INPUT DATA Block Start
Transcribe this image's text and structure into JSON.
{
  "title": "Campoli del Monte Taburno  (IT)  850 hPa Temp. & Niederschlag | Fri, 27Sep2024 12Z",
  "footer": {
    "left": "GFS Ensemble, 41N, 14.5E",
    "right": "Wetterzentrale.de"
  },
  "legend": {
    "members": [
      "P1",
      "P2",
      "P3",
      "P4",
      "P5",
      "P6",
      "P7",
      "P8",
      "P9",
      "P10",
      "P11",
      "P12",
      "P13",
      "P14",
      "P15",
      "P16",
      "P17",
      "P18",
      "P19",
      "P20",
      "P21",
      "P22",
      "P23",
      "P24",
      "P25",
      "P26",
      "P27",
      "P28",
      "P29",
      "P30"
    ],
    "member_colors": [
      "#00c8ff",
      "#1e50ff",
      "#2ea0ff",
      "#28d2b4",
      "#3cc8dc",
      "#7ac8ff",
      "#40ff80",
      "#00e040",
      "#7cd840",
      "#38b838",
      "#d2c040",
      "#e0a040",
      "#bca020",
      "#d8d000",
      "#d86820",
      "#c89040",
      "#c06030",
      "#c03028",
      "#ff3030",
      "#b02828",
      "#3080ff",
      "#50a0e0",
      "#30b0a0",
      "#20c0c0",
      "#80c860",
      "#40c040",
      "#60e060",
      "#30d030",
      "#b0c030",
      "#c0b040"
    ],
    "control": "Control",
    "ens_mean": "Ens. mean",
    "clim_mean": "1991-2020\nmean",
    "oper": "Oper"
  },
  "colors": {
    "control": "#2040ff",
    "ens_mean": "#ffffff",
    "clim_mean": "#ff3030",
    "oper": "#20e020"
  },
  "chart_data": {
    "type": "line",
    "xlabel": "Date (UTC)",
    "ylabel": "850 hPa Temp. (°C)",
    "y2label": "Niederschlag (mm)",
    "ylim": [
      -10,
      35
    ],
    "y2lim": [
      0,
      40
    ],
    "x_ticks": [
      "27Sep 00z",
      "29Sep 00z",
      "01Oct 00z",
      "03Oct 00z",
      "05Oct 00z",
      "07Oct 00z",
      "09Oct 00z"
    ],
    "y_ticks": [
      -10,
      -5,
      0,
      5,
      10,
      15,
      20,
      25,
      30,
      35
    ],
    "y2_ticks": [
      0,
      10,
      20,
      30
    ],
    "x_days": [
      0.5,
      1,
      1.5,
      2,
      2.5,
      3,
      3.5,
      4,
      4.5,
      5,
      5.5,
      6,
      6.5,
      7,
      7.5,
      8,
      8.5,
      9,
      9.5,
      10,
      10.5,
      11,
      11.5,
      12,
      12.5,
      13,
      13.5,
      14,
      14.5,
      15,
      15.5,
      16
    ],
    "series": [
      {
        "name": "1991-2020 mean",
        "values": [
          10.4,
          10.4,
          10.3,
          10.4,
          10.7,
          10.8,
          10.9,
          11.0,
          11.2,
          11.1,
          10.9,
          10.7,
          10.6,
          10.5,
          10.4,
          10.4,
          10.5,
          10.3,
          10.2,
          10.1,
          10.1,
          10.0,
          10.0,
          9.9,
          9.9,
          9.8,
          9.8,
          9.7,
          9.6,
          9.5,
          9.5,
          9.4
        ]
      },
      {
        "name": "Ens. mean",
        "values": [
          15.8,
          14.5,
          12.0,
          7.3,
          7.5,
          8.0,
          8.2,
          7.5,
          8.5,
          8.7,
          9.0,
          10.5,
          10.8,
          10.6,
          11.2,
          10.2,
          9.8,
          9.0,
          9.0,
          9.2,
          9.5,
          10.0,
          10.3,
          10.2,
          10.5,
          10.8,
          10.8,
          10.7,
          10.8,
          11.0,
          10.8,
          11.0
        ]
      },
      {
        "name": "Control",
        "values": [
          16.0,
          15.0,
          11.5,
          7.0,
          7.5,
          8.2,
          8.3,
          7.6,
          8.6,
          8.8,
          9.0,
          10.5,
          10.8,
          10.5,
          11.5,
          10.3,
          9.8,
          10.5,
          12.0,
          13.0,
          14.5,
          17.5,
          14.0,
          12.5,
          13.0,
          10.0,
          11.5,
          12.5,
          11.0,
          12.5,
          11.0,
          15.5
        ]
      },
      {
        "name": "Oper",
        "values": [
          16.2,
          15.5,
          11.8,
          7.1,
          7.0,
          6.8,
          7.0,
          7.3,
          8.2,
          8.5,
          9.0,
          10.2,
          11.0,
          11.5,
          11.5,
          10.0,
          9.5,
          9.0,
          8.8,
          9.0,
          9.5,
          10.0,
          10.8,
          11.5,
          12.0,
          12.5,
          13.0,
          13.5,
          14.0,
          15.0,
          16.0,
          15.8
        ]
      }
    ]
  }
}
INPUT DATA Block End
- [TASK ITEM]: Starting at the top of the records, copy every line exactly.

- [TASK OUTPUT]:
Transcribe this image's text and structure into JSON.
{
  "title": "Campoli del Monte Taburno  (IT)  850 hPa Temp. & Niederschlag | Fri, 27Sep2024 12Z",
  "footer": {
    "left": "GFS Ensemble, 41N, 14.5E",
    "right": "Wetterzentrale.de"
  },
  "legend": {
    "members": [
      "P1",
      "P2",
      "P3",
      "P4",
      "P5",
      "P6",
      "P7",
      "P8",
      "P9",
      "P10",
      "P11",
      "P12",
      "P13",
      "P14",
      "P15",
      "P16",
      "P17",
      "P18",
      "P19",
      "P20",
      "P21",
      "P22",
      "P23",
      "P24",
      "P25",
      "P26",
      "P27",
      "P28",
      "P29",
      "P30"
    ],
    "member_colors": [
      "#00c8ff",
      "#1e50ff",
      "#2ea0ff",
      "#28d2b4",
      "#3cc8dc",
      "#7ac8ff",
      "#40ff80",
      "#00e040",
      "#7cd840",
      "#38b838",
      "#d2c040",
      "#e0a040",
      "#bca020",
      "#d8d000",
      "#d86820",
      "#c89040",
      "#c06030",
      "#c03028",
      "#ff3030",
      "#b02828",
      "#3080ff",
      "#50a0e0",
      "#30b0a0",
      "#20c0c0",
      "#80c860",
      "#40c040",
      "#60e060",
      "#30d030",
      "#b0c030",
      "#c0b040"
    ],
    "control": "Control",
    "ens_mean": "Ens. mean",
    "clim_mean": "1991-2020\nmean",
    "oper": "Oper"
  },
  "colors": {
    "control": "#2040ff",
    "ens_mean": "#ffffff",
    "clim_mean": "#ff3030",
    "oper": "#20e020"
  },
  "chart_data": {
    "type": "line",
    "xlabel": "Date (UTC)",
    "ylabel": "850 hPa Temp. (°C)",
    "y2label": "Niederschlag (mm)",
    "ylim": [
      -10,
      35
    ],
    "y2lim": [
      0,
      40
    ],
    "x_ticks": [
      "27Sep 00z",
      "29Sep 00z",
      "01Oct 00z",
      "03Oct 00z",
      "05Oct 00z",
      "07Oct 00z",
      "09Oct 00z"
    ],
    "y_ticks": [
      -10,
      -5,
      0,
      5,
      10,
      15,
      20,
      25,
      30,
      35
    ],
    "y2_ticks": [
      0,
      10,
      20,
      30
    ],
    "x_days": [
      0.5,
      1,
      1.5,
      2,
      2.5,
      3,
      3.5,
      4,
      4.5,
      5,
      5.5,
      6,
      6.5,
      7,
      7.5,
      8,
      8.5,
      9,
      9.5,
      10,
      10.5,
      11,
      11.5,
      12,
      12.5,
      13,
      13.5,
      14,
      14.5,
      15,
      15.5,
      16
    ],
    "series": [
      {
        "name": "1991-2020 mean",
        "values": [
          10.4,
          10.4,
          10.3,
          10.4,
          10.7,
          10.8,
          10.9,
          11.0,
          11.2,
          11.1,
          10.9,
          10.7,
          10.6,
          10.5,
          10.4,
          10.4,
          10.5,
          10.3,
          10.2,
          10.1,
          10.1,
          10.0,
          10.0,
          9.9,
          9.9,
          9.8,
          9.8,
          9.7,
          9.6,
          9.5,
          9.5,
          9.4
        ]
      },
      {
        "name": "Ens. mean",
        "values": [
          15.8,
          14.5,
          12.0,
          7.3,
          7.5,
          8.0,
          8.2,
          7.5,
          8.5,
          8.7,
          9.0,
          10.5,
          10.8,
          10.6,
          11.2,
          10.2,
          9.8,
          9.0,
          9.0,
          9.2,
          9.5,
          10.0,
          10.3,
          10.2,
          10.5,
          10.8,
          10.8,
          10.7,
          10.8,
          11.0,
          10.8,
          11.0
        ]
      },
      {
        "name": "Control",
        "values": [
          16.0,
          15.0,
          11.5,
          7.0,
          7.5,
          8.2,
          8.3,
          7.6,
          8.6,
          8.8,
          9.0,
          10.5,
          10.8,
          10.5,
          11.5,
          10.3,
          9.8,
          10.5,
          12.0,
          13.0,
          14.5,
          17.5,
          14.0,
          12.5,
          13.0,
          10.0,
          11.5,
          12.5,
          11.0,
          12.5,
          11.0,
          15.5
        ]
      },
      {
        "name": "Oper",
        "values": [
          16.2,
          15.5,
          11.8,
          7.1,
          7.0,
          6.8,
          7.0,
          7.3,
          8.2,
          8.5,
          9.0,
          10.2,
          11.0,
          11.5,
          11.5,
          10.0,
          9.5,
          9.0,
          8.8,
          9.0,
          9.5,
          10.0,
          10.8,
          11.5,
          12.0,
          12.5,
          13.0,
          13.5,
          14.0,
          15.0,
          16.0,
          15.8
        ]
      }
    ]
  }
}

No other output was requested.